While public arms are regulated by the Institute of Heraldry, private heraldry has -remained unregulated in American law. Any 'regulation' has come from private persons or voluntary associations. One of the early records of private heraldry is the "Gore Roll". This is a record of 99 coats of arms and derives its name from its first known owner, John Gore, a Boston carriage painter born in 1718. The roll apparently was compiled between 1701 and 1724 and it would seem to have been the work of a herald painter who engraved coffin plates and produced hatchments and banners used at funerals in that day for noted citizens. A hatchment is a painting of a deceased armiger's coat of arms. It was generally placed over the door of his house to indicate mourning and, after the funeral, it was often removed to the church and placed above the deceased's tomb. The entire Gore Roll was printed in the August, 1865, number of The Heraldic Journal, an early American periodical concerned with coats of arms.

Operating in our own day is the New England Historic Genealogy Society's Committee on Heraldry. The Committee consists of persons knowledgeable in heraldry and it accepts registrations of American arms. Periodically, since 1928, it has published a roll of arms in the Society's Register.

Perhaps the best contemporary American work on heraldry is J. A. Reynolds' Heraldry and You: Modern Heraldic Usage in America (New York, 1961). Dr. Reynolds is Herald Emeritus of the American Grand Priory of the Military and Hospitaller Order of Saint Lazarus of Jerusalem and his book, profused illustrated in his phrase with 'brave forms and brilliant colors', provides prudent advice for Americans on a subject which at times is ill-adapted to American mores.

* The arms and badges of army units have been collected and published.
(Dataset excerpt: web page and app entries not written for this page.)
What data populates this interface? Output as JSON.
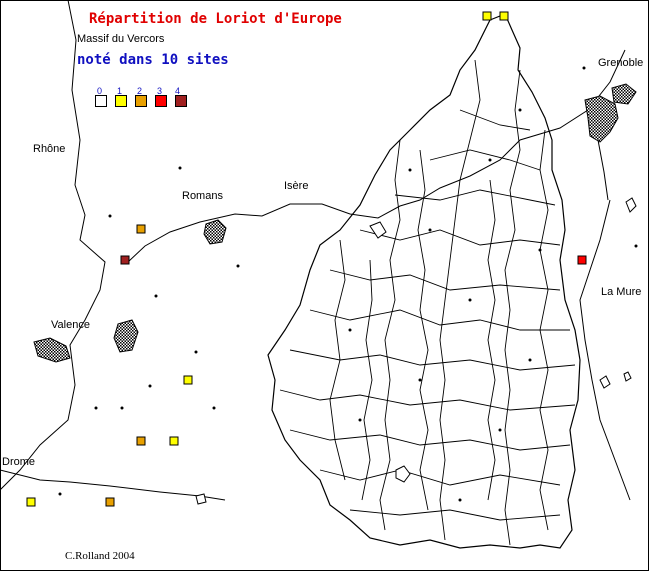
{
  "title": "Répartition de Loriot d'Europe",
  "subtitle": "Massif du Vercors",
  "sites_note": "noté dans 10 sites",
  "credit": "C.Rolland 2004",
  "places": {
    "grenoble": "Grenoble",
    "rhone": "Rhône",
    "romans": "Romans",
    "isere": "Isère",
    "valence": "Valence",
    "la_mure": "La Mure",
    "drome": "Drome"
  },
  "legend": [
    {
      "label": "0",
      "color": "#ffffff"
    },
    {
      "label": "1",
      "color": "#ffff00"
    },
    {
      "label": "2",
      "color": "#e8a000"
    },
    {
      "label": "3",
      "color": "#ff0000"
    },
    {
      "label": "4",
      "color": "#a02020"
    }
  ],
  "sites": [
    {
      "level": 1
    },
    {
      "level": 1
    },
    {
      "level": 2
    },
    {
      "level": 4
    },
    {
      "level": 3
    },
    {
      "level": 1
    },
    {
      "level": 2
    },
    {
      "level": 1
    },
    {
      "level": 1
    },
    {
      "level": 2
    }
  ]
}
James A. Sawicki, Infantry Regiments of the U S Army (Dumfries, Va., 1981) and Cavalry Regiments of the U S Army (Dumfries, Va., 1985).